There was a farmer who owned a mule. Now throughout the years, the mule helped the farmer by hauling dirt and rocks and whatever else the farmer needed moved from one place to another. One day, the mule fell into the farmer's well. The farmer heard the mule 'braying' (or whatever mules do when they fall into wells) and eventually found him in the well. After carefully assessing the situation, the farmer sympathized with the mule, but decided that neither the mule nor the well was worth the trouble of saving. Instead, he called his neighbors together and told them what had happened ...and enlisted them to help haul dirt to bury the old mule in the well and put him out of his misery.

Initially, the old mule was hysterical! But as the farmer and his neighbors continued shoveling and the dirt hit his back ... a thought struck him. It suddenly dawned on him that every time a shovel load of dirt landed on his back, he should shake it off and step up! This he did, shovel full after shovel full. "Shake it off and step up...shake it off and step up...shake it off and step up!" He repeated to encourage himself.
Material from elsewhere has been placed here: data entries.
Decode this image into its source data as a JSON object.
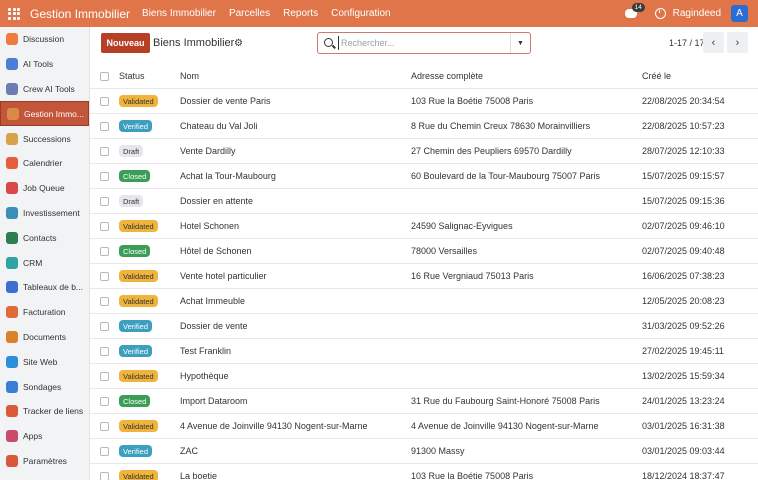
{
  "topbar": {
    "app_title": "Gestion Immobilier",
    "menu": [
      "Biens Immobilier",
      "Parcelles",
      "Reports",
      "Configuration"
    ],
    "chat_badge": "14",
    "username": "Ragindeed",
    "avatar_letter": "A"
  },
  "sidebar": {
    "items": [
      {
        "label": "Discussion",
        "color": "#f07b3f"
      },
      {
        "label": "AI Tools",
        "color": "#4a7fd4"
      },
      {
        "label": "Crew AI Tools",
        "color": "#6b7db3"
      },
      {
        "label": "Gestion Immo...",
        "color": "#d98b45"
      },
      {
        "label": "Successions",
        "color": "#d9a24a"
      },
      {
        "label": "Calendrier",
        "color": "#e85d3c"
      },
      {
        "label": "Job Queue",
        "color": "#d94848"
      },
      {
        "label": "Investissement",
        "color": "#3a8fb5"
      },
      {
        "label": "Contacts",
        "color": "#2e7d4f"
      },
      {
        "label": "CRM",
        "color": "#2ea3a3"
      },
      {
        "label": "Tableaux de b...",
        "color": "#3d6fd1"
      },
      {
        "label": "Facturation",
        "color": "#e06a3a"
      },
      {
        "label": "Documents",
        "color": "#d9822b"
      },
      {
        "label": "Site Web",
        "color": "#2b8fd9"
      },
      {
        "label": "Sondages",
        "color": "#3a7fd4"
      },
      {
        "label": "Tracker de liens",
        "color": "#d95b3a"
      },
      {
        "label": "Apps",
        "color": "#c94a6b"
      },
      {
        "label": "Paramètres",
        "color": "#d9583a"
      }
    ]
  },
  "control": {
    "new_button": "Nouveau",
    "breadcrumb": "Biens Immobilier",
    "search_placeholder": "Rechercher...",
    "pager": "1-17 / 17"
  },
  "table": {
    "headers": {
      "status": "Status",
      "nom": "Nom",
      "adresse": "Adresse complète",
      "cree": "Créé le"
    },
    "rows": [
      {
        "status": "Validated",
        "nom": "Dossier de vente Paris",
        "adresse": "103 Rue la Boétie 75008 Paris",
        "cree": "22/08/2025 20:34:54"
      },
      {
        "status": "Verified",
        "nom": "Chateau du Val Joli",
        "adresse": "8 Rue du Chemin Creux 78630 Morainvilliers",
        "cree": "22/08/2025 10:57:23"
      },
      {
        "status": "Draft",
        "nom": "Vente Dardilly",
        "adresse": "27 Chemin des Peupliers 69570 Dardilly",
        "cree": "28/07/2025 12:10:33"
      },
      {
        "status": "Closed",
        "nom": "Achat la Tour-Maubourg",
        "adresse": "60 Boulevard de la Tour-Maubourg 75007 Paris",
        "cree": "15/07/2025 09:15:57"
      },
      {
        "status": "Draft",
        "nom": "Dossier en attente",
        "adresse": "",
        "cree": "15/07/2025 09:15:36"
      },
      {
        "status": "Validated",
        "nom": "Hotel Schonen",
        "adresse": "24590 Salignac-Eyvigues",
        "cree": "02/07/2025 09:46:10"
      },
      {
        "status": "Closed",
        "nom": "Hôtel de Schonen",
        "adresse": "78000 Versailles",
        "cree": "02/07/2025 09:40:48"
      },
      {
        "status": "Validated",
        "nom": "Vente hotel particulier",
        "adresse": "16 Rue Vergniaud 75013 Paris",
        "cree": "16/06/2025 07:38:23"
      },
      {
        "status": "Validated",
        "nom": "Achat Immeuble",
        "adresse": "",
        "cree": "12/05/2025 20:08:23"
      },
      {
        "status": "Verified",
        "nom": "Dossier de vente",
        "adresse": "",
        "cree": "31/03/2025 09:52:26"
      },
      {
        "status": "Verified",
        "nom": "Test Franklin",
        "adresse": "",
        "cree": "27/02/2025 19:45:11"
      },
      {
        "status": "Validated",
        "nom": "Hypothèque",
        "adresse": "",
        "cree": "13/02/2025 15:59:34"
      },
      {
        "status": "Closed",
        "nom": "Import Dataroom",
        "adresse": "31 Rue du Faubourg Saint-Honoré 75008 Paris",
        "cree": "24/01/2025 13:23:24"
      },
      {
        "status": "Validated",
        "nom": "4 Avenue de Joinville 94130 Nogent-sur-Marne",
        "adresse": "4 Avenue de Joinville 94130 Nogent-sur-Marne",
        "cree": "03/01/2025 16:31:38"
      },
      {
        "status": "Verified",
        "nom": "ZAC",
        "adresse": "91300 Massy",
        "cree": "03/01/2025 09:03:44"
      },
      {
        "status": "Validated",
        "nom": "La boetie",
        "adresse": "103 Rue la Boétie 75008 Paris",
        "cree": "18/12/2024 18:37:47"
      }
    ]
  }
}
No matter how painful the blows, or how distressing the situation seemed the old mule fought "panic" and just kept right on shaking off the dirt and stepping up!

It wasn't long before the old mule...battered and exhausted...stepped triumphantly over the wall of that well! What seemed like would bury him, actually blessed him...all because of the manner in which he handled his seemingly dire fate.

If we face our problems, respond to them positively, and refuse to give in to panic, bitterness, or self-pity, the adversities that come along to bury us usually have within them the potential to benefit and bless us. The older I get, the more convinced I become that EVERY adversity, every failure, every heartache carries with it the seed of an equal or greater benefit...It ALL depends on how we face them.

'Rather, as servants of God we commend ourselves in every way: in great endurance; in troubles, hardships and distresses; in beatings, imprisonments and riots; in hard work, sleepless nights and hunger; in purity, understanding, patience and kindness; in the Holy Spirit and in sincere love; in truthful speech and in the power of God; with weapons of righteousness in the right hand and in the left; through glory and dishonor, bad report and good report; genuine, yet regarded as impostors; known, yet regarded as unknown; dying, and yet we live on; beaten, and yet not killed; sorrowful, yet always rejoicing; poor, yet making many rich; having nothing, and yet possessing everything.' 2 cor 6:4-10

~ V